Going back to sumptuary laws, it’s really this notion that only the people in power say who deserves to wear something, whether it’s a certain fabric or color, and that luxury fashion is relegated to people of a certain stature. Now, it’s more so who can afford it versus who’s allowed to. But a lot of that feeling and sentiment, I think, still very much permeates the industry.
The industry has been plagued with things like racial profiling and overt discrimination; people I spoke to for this book, whether it was Dapper Dan or Misa Hylton, had the money to go to the nice places and buy the heritage brands, but they walked into a store and didn’t feel welcome. So, that’s something that I think has sadly been kind of plaguing the notion of luxury fashion and aspirational fashion since the beginning.
You and other fans worldwide have made a strong case for Lil’ Kim to be acknowledged as a fashion icon by the industry (the argument for her to receive the CFDA Icon Award circulates every year). Why do you think it hasn’t acknowledged her?
I definitely hope that Lil’ Kim can get her flowers. She’s really somebody who is such a fashion icon and a style trendsetter. She was somebody who at a very young age was using fashion and her sexuality as part of this idea of who she was as an artist. She really was one of the first to have friendships with people like Donatella Versace, Marc Jacobs, and David LaChapelle. What was so great was you saw a lot of those early collaborations, and she was fearless, right? That famous LaChapelle cover where her body has Louis Vuitton logos on it — it’s this idea of skin being a status symbol.
Who can forget her notorious MTV Video Music Awards outfit, designed by Misa Hylton, where she had that mermaid look with one breast out? I think what’s great about where we are in hip-hop with it turning 50, a lot of the OGs and icons are really getting a second life. In hindsight, she should have gotten her Vogue cover. I mean, that seems like a no-brainer, right?
I agree. What do you hope to see at the intersection of high fashion and hip-hop in the next 50 years?
In the next 50 years, I would love to see a hip-hop line situating itself as a great American fashion house. So, the way we talk about Ralph Lauren or Tommy Hilfiger or Donna Karan — I would love to see a rapper-led line being discussed in that same way. In the early aughts, we saw so many rapper-led clothing lines — Sean John probably being one of the most successful, but also Rockawear, Baby Phat led by Kimora Lee Simmons, and more — that didn’t really last. Those brands didn’t have the staying power of some of the American heritage houses. I think it would be great to show that hip-hop and fashion are not temporary. It’s not based on trends.

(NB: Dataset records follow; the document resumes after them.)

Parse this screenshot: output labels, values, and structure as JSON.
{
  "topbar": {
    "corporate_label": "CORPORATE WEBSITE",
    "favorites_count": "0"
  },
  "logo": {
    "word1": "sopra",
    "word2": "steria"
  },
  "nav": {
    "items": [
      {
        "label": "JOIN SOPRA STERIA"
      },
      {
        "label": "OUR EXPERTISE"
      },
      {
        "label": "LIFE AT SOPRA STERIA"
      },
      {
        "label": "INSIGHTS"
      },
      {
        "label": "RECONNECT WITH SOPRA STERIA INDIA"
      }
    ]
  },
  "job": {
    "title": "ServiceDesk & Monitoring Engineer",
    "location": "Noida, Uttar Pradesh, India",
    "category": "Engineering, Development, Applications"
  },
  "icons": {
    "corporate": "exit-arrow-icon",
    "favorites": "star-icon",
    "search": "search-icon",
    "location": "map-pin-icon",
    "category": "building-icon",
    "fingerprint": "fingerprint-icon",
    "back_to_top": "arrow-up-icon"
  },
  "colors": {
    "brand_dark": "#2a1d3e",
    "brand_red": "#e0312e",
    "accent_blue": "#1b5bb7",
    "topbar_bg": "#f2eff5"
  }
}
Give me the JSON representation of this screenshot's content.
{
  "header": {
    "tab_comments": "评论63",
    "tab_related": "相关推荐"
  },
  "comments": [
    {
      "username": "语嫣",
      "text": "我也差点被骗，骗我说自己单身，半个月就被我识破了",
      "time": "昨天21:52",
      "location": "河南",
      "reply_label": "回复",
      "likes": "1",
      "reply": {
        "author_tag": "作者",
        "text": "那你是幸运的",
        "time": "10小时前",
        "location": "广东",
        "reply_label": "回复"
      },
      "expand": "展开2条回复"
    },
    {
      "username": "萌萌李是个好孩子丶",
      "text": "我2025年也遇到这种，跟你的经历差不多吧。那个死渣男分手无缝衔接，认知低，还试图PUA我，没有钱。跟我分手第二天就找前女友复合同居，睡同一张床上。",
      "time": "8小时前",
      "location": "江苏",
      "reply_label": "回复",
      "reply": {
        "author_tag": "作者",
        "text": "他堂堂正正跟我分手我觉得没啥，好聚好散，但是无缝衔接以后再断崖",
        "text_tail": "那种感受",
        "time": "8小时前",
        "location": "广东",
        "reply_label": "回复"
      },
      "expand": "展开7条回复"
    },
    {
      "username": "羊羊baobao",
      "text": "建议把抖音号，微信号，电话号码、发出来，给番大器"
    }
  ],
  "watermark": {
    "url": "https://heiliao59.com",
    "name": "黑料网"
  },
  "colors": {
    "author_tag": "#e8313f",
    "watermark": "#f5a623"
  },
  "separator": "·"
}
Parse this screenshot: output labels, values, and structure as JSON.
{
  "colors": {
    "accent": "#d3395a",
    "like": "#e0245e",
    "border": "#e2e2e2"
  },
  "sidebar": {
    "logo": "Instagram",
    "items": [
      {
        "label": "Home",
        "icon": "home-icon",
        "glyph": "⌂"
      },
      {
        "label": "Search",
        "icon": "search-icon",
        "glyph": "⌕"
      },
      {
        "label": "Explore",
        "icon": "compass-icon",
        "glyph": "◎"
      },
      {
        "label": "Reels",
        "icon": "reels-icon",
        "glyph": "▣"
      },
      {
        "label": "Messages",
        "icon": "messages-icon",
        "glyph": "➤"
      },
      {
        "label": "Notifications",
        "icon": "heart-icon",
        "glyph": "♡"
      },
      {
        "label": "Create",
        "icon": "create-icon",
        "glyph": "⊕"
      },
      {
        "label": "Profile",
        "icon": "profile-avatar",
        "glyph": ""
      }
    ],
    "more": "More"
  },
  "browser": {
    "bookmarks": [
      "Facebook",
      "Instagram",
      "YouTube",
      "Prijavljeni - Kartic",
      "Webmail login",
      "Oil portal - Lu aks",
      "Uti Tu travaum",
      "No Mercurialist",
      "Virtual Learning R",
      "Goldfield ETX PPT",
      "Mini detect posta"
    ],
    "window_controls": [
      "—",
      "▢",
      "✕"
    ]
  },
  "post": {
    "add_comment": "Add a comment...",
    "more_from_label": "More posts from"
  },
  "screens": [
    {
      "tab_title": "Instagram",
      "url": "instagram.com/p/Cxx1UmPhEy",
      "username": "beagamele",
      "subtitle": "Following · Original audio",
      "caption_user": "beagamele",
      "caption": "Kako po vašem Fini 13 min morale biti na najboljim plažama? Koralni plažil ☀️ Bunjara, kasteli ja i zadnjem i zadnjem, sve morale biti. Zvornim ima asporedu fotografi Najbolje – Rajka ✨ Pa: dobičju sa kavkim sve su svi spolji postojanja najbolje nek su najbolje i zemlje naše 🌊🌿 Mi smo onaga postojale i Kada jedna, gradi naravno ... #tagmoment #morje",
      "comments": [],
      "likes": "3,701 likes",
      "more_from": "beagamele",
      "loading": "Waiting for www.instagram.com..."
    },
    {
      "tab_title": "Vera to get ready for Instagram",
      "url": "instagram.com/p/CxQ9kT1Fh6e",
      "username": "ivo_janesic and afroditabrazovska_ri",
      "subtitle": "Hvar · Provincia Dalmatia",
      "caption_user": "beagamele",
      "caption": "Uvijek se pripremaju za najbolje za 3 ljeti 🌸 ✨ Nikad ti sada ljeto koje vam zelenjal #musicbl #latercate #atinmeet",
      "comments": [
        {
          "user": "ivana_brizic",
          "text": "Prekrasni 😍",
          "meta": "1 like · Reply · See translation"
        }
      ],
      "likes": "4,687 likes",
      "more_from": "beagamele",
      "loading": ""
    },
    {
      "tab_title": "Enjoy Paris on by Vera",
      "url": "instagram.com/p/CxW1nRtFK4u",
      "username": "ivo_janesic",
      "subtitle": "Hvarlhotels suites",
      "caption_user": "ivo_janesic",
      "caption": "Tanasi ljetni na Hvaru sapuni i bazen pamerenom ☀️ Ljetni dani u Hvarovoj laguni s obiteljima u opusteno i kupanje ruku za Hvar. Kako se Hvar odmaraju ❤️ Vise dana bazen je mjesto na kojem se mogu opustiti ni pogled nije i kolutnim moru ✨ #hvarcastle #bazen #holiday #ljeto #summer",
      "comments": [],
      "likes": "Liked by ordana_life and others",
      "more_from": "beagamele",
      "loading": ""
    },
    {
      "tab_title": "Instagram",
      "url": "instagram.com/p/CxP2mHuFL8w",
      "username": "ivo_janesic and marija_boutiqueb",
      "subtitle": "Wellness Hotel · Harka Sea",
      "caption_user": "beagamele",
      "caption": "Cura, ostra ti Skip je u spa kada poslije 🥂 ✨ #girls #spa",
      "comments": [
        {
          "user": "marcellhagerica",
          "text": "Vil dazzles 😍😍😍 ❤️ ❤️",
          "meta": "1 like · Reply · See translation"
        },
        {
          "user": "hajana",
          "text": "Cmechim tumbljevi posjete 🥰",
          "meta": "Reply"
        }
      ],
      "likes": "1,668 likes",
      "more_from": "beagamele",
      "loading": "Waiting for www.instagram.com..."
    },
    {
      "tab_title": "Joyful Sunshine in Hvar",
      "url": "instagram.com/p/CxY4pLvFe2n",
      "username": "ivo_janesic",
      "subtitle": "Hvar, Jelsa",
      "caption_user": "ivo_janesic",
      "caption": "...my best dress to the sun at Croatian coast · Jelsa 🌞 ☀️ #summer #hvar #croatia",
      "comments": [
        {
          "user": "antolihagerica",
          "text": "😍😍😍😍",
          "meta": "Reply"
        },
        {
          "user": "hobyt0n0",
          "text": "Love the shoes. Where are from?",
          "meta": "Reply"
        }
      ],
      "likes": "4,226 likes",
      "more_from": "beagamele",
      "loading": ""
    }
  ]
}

Who are some of the vanguards of style you think are furthering this legacy today?
Cardi B. Her style of evolution has been rather fast, but I love the fact that now she’s a couture darling. She’s working with designers from all over the world, and she’s become a mainstay at Paris Fashion Week. I think for a lot of artists, fashion is something that’s oftentimes their introduction to the industry. You might not know a song, you might not have gotten their album, but you know what they look like because of social media and all of the fashion tentpoles that happen throughout the year. Everyone wants to look good, and I think we’re in a really exciting space.
Fashion Killa is available wherever books are sold starting October 10.